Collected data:

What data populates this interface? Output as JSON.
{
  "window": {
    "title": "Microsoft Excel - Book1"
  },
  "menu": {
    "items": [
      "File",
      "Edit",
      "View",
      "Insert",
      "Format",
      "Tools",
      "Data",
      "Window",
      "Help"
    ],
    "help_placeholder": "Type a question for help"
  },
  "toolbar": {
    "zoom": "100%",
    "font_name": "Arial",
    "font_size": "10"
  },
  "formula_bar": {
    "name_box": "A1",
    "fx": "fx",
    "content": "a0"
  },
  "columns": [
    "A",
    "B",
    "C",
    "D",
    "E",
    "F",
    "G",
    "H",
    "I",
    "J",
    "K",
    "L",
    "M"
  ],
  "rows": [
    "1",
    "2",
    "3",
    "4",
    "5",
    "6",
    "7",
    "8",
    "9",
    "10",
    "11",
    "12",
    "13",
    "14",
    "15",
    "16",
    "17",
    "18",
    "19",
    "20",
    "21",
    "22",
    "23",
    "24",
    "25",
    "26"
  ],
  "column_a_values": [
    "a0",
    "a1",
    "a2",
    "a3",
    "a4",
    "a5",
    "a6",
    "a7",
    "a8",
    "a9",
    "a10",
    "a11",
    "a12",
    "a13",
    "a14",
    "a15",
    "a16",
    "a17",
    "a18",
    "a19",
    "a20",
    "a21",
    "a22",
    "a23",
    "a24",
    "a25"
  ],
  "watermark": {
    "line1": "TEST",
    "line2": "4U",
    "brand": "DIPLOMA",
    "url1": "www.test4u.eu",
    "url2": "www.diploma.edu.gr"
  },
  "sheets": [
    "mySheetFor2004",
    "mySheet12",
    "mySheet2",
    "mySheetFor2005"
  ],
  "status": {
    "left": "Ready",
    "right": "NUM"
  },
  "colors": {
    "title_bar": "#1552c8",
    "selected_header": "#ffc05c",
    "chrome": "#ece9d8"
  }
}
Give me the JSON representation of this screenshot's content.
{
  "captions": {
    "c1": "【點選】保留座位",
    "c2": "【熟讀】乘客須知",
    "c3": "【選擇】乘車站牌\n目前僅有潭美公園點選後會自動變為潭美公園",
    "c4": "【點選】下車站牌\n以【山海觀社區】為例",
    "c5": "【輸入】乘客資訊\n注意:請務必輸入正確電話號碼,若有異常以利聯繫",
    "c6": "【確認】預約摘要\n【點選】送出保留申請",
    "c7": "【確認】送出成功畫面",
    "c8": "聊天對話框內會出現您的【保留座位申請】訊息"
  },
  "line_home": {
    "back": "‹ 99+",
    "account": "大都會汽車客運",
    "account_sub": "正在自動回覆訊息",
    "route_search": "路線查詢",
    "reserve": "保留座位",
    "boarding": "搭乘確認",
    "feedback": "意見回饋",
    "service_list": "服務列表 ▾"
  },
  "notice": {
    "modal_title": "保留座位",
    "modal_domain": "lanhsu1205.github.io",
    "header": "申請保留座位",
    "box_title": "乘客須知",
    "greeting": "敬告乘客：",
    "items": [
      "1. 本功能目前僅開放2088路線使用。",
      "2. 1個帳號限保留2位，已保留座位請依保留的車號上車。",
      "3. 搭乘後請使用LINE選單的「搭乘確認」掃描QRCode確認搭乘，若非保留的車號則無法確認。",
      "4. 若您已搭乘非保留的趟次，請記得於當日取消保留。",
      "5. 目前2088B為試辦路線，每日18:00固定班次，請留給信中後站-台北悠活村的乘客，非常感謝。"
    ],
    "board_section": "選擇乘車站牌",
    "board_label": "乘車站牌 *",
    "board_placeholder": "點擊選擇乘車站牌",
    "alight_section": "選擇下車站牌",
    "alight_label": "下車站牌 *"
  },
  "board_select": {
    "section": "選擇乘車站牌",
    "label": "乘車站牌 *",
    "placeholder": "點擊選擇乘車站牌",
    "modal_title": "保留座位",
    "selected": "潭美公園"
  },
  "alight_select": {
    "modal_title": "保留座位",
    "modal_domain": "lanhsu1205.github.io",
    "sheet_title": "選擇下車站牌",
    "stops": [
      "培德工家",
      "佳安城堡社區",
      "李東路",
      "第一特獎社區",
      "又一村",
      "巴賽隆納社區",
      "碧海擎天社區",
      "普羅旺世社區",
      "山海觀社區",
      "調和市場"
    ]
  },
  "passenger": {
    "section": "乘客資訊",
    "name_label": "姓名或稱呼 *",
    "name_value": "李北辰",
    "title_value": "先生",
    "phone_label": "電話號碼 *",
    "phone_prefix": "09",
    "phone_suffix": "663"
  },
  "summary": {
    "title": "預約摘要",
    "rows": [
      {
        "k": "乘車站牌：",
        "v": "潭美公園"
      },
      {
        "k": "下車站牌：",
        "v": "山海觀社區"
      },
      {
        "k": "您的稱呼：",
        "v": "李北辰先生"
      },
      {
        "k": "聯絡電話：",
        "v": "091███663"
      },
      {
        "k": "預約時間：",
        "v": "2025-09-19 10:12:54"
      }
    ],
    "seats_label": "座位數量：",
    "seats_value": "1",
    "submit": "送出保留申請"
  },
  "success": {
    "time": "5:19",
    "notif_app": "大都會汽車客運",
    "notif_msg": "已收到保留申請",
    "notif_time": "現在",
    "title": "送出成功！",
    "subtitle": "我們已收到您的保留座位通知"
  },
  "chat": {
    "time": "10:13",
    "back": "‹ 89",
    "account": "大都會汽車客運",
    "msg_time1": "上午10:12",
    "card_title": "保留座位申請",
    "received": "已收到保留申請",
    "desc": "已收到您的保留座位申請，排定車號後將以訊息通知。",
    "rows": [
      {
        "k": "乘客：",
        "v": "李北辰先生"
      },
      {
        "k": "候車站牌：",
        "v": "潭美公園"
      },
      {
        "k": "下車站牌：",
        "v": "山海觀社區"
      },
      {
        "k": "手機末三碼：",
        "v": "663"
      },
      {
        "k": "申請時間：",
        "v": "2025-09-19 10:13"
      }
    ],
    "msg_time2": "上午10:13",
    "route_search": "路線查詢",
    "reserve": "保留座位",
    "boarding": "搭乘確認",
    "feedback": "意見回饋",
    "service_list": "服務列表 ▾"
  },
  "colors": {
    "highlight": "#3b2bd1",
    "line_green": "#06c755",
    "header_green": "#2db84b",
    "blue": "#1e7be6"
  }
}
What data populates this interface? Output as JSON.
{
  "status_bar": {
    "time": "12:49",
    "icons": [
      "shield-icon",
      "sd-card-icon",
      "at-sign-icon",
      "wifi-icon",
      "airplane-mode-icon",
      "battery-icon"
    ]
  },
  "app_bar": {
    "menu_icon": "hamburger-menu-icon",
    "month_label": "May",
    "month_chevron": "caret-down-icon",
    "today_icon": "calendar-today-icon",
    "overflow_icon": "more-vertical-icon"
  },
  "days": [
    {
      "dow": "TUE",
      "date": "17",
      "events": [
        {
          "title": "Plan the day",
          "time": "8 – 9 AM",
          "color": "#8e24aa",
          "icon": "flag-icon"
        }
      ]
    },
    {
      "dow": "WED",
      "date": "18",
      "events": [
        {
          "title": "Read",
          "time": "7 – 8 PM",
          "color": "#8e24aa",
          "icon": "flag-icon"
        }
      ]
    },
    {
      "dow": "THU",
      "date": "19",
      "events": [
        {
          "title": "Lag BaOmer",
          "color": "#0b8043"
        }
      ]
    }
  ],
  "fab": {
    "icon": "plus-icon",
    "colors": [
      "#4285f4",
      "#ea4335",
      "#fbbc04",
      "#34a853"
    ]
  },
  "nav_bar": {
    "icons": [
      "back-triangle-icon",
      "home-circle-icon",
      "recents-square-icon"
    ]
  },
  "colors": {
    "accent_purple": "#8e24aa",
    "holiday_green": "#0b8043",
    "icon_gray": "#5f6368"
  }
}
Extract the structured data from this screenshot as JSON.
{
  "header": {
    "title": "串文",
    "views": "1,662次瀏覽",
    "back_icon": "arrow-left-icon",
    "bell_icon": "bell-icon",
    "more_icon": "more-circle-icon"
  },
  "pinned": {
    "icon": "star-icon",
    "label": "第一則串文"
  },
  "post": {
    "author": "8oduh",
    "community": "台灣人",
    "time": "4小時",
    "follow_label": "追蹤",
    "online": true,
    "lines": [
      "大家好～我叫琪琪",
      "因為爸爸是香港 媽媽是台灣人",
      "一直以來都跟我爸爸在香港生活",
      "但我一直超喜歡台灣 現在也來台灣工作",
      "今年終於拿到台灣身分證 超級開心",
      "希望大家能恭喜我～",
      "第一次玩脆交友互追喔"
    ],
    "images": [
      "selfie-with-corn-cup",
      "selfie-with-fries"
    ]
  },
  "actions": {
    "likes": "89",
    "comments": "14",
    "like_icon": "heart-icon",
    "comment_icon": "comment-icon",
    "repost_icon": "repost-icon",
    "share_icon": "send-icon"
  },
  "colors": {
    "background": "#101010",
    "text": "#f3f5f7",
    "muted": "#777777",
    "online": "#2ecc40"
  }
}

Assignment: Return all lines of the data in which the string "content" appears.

Result below:
    "content": "a0"
Give me the JSON representation of this screenshot's content.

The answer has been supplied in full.